In another country where Integrated Reporting <IR> is also well established, the South African government is struggling to clean up corporate governance at state-owned enterprises. In November the Finance Minister suggested that the highly indebted South African Airways should be shut down. Governance at the company has progressively failed amidst alleged corruption during years of the Zuma presidency. The same scenario is evident at the power utility Eskom, which Government is seeking to revive with a new Board and reforms to control state-guaranteed debts of over US$ 30bn.
Failure in governance as illustrated by these cases raises questions about the impact of transparency and disclosure to combat fraud and improve the quality of governance. In both Japan and South Africa, new corporate governance codes explicitly promote principles such as ethical leadership, transparency and independence. The first principle of the King IV Code of 2016 is that “the governing body should lead ethically and effectively”. This includes transparency and the view that “sunlight is the best disinfectant”, as famously stated by US Supreme Court Justice Louis Brandeis in 1914. But how and where best to disclose information on corporate governance, in a manner that avoids the “mindless compliance” often attacked by IIRC Chair Mervyn King?
In its latest assessment of what material topics the 60 Industry Leaders of the Dow Jones Sustainability Index (DJSI) most report on, Materialitytracker noted a significant trend in how and where corporate governance is reported on. An automated analysis was done by Datamaran of latest annual reports published up to October 2018 by 48 of the Industry Leaders. Using natural language processing (NLP) in scanning the sustainability reports (SRs), integrated reports (IRs) and financial reports (FRs) of the companies involved, the Artificial Intelligence technology found (as in the past) that Governance is a thematic area most covered in FRs.
While business ethics and corruption are among a top 10 issues most emphasised in SRs and IRs, the Datamaran screening found that the 15 IRs published to date this year by DJSI Industry Leaders do not devote significant attention to governance. This is rather addressed in FRs. The top 10 most emphasised topics in FRs include the governance-related topics of employee compensation and benefits (#1), anti-corruption and bribery (#2), business ethics (#3), executive compensation (#8) and board compensation (#9).

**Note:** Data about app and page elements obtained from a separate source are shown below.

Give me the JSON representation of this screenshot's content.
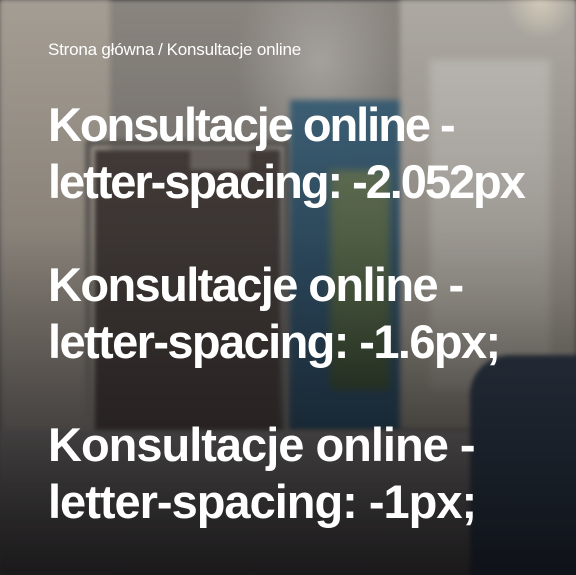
{
  "breadcrumb": {
    "home": "Strona główna",
    "separator": "/",
    "current": "Konsultacje online"
  },
  "headings": [
    {
      "line1": "Konsultacje online -",
      "line2": "letter-spacing: -2.052px"
    },
    {
      "line1": "Konsultacje online -",
      "line2": "letter-spacing: -1.6px;"
    },
    {
      "line1": "Konsultacje online -",
      "line2": "letter-spacing: -1px;"
    }
  ],
  "colors": {
    "text": "#ffffff"
  }
}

Considering that governance is one of the key content elements of the <IR> Framework, it is surprising that sustainability leaders do not devote more attention to governance in their <IR>s. While governance as a compliance theme is traditionally dealt with in FRs as statutory reports, one would expect the more strategic content of <IR>s to clearly address the role of governance as part of integration in reporting, processes and thinking. This is all the more important considering recent findings by the South African IRC (2017) on weaknesses in reporting on governance. A clear weakness was found to be lack of explanation of how governance structure, processes and practices contribute to the value creation process.
Consultations on the IIRC <IR> Framework in 2017 showed limited uptake of the required responsibility statement by “those charged with governance”. This raises the challenge of ethical and effective leadership. Effective disclosure on corporate governance in <IR>s deserves closer examination. As Judge Brandeis added many years ago, “electric light (is) the most efficient policeman”. While some powerful corporations struggle to keep the lights on, we are best advised to pay closer attention.